In this study, the ultrafine bacterial cellulose (BC) microfibrils network structure with its native unique properties, similarity to that of collagen nanofibrils network in some aspects, is exploited to search the possibility of fabricating materials analogy to natural bone. The unique properties of bone arise from the controlled integration of the organic (collagen) and inorganic (apatite) components with a sophisticated architecture from nano- to mesolevels. The ability of apatite (bone mineral) formation on the surface of BC microfibrils network in a simulated body fluid (SBF) has been observed in our recent study. The biodegradability of BC in human body, however, cannot be achieved because of the lack of enzyme to degrade cellulose though BC is biocompatible. In this attempt, modification of BC has been carried out during microbiological synthesis by introducing simple sugar analogs as building blocks for polysaccharide. The formation of chitin-like biopolymers by direct bacterial incorporation of N-acetylglucoasmine (chitin monomer) may bridge the properties of the respective homopolymers, cellulose and chitin. The latter is known to be hydrolyzed by lysozyme, an enzyme with anti-bacterial action that is found in body fluids.

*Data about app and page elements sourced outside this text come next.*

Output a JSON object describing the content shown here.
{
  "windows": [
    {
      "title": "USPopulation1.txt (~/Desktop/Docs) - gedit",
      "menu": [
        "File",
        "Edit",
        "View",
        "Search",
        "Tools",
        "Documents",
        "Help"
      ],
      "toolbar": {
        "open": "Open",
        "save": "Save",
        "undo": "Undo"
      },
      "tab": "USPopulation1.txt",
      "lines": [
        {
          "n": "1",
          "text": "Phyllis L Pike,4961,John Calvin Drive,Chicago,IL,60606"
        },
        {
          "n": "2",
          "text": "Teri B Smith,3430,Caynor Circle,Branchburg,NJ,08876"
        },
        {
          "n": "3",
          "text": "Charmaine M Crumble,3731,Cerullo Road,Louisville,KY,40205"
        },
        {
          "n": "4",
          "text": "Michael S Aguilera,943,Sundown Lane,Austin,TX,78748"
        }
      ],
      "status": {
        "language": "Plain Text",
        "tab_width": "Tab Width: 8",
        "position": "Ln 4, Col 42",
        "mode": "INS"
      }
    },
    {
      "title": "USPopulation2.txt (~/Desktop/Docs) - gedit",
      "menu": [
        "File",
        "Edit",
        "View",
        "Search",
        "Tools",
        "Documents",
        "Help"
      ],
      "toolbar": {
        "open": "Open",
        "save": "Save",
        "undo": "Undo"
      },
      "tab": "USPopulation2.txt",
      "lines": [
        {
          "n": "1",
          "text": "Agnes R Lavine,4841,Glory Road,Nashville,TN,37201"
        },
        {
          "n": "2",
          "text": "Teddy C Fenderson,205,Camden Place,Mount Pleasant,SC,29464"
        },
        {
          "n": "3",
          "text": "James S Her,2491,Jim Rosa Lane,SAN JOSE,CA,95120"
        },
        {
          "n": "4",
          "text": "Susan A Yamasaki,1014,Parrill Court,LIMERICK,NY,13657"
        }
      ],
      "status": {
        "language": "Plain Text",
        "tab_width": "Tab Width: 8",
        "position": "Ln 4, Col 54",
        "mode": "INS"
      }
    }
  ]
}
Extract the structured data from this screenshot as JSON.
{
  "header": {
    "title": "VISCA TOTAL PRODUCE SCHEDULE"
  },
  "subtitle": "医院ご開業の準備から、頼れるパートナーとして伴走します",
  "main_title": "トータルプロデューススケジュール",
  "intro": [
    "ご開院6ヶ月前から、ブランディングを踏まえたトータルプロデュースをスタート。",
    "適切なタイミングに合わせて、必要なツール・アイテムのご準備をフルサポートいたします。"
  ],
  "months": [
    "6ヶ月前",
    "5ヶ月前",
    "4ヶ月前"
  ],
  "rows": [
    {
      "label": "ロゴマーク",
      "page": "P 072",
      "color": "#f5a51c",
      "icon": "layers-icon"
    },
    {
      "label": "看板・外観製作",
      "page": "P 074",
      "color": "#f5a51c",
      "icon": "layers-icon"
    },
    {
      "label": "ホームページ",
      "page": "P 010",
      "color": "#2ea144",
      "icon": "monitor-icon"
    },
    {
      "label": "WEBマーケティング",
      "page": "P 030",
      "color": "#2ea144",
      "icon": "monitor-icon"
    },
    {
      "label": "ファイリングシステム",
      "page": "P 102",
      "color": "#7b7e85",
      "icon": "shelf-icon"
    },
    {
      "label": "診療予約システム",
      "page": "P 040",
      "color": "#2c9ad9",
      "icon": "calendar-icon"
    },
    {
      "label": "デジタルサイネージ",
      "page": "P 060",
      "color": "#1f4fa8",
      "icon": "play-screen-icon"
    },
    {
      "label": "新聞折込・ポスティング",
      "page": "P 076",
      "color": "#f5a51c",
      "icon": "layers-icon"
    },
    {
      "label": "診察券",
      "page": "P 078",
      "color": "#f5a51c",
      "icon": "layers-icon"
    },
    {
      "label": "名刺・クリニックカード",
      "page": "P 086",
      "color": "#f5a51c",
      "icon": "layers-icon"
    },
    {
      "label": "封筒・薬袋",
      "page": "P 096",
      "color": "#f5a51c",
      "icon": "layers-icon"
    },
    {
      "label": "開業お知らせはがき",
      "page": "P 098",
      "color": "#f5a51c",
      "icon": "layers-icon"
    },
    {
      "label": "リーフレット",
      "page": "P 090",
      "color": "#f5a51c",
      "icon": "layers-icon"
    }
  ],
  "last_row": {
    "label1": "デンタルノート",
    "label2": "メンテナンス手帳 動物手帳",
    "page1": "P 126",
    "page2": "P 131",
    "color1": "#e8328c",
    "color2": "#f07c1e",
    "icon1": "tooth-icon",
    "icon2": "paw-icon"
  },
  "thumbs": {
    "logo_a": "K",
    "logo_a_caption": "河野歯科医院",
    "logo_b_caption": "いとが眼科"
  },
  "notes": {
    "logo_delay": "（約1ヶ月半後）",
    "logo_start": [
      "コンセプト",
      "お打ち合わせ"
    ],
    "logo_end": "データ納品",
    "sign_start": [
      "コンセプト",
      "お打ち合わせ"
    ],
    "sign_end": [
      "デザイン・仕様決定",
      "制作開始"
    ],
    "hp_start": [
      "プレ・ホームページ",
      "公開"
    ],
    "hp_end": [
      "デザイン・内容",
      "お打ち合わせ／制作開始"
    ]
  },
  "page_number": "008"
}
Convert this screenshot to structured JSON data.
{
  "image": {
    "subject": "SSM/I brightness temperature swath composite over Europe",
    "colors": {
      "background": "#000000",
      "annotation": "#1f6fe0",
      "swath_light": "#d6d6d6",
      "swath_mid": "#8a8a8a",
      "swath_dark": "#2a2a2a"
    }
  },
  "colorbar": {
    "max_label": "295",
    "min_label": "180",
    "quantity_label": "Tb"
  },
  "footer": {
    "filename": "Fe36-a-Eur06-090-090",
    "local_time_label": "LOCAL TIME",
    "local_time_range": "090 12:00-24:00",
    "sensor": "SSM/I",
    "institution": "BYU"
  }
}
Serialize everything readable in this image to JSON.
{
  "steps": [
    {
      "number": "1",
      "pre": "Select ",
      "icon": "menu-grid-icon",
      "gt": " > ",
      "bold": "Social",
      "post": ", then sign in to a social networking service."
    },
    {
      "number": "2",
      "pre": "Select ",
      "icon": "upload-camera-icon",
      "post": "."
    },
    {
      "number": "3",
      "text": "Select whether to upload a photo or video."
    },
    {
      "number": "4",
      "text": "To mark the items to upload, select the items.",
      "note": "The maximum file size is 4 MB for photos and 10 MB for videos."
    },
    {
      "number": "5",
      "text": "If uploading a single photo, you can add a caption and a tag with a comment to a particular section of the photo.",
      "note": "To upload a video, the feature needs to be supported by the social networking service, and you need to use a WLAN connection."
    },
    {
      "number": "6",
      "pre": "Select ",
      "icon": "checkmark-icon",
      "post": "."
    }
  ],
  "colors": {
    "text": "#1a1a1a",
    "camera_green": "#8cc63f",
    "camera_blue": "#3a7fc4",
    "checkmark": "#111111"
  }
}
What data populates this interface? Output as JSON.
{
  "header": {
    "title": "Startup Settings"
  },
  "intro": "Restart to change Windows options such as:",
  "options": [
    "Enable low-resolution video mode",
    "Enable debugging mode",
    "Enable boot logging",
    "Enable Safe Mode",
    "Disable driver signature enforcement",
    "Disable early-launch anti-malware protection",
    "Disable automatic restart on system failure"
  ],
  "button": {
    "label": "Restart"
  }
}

The apatite forming ability on biofunctionalized BC and its biodegradability will be investigated. The goal is designing, modifying and characterizing new generation of bacterial cellulose-based composite materials for potential medical applications.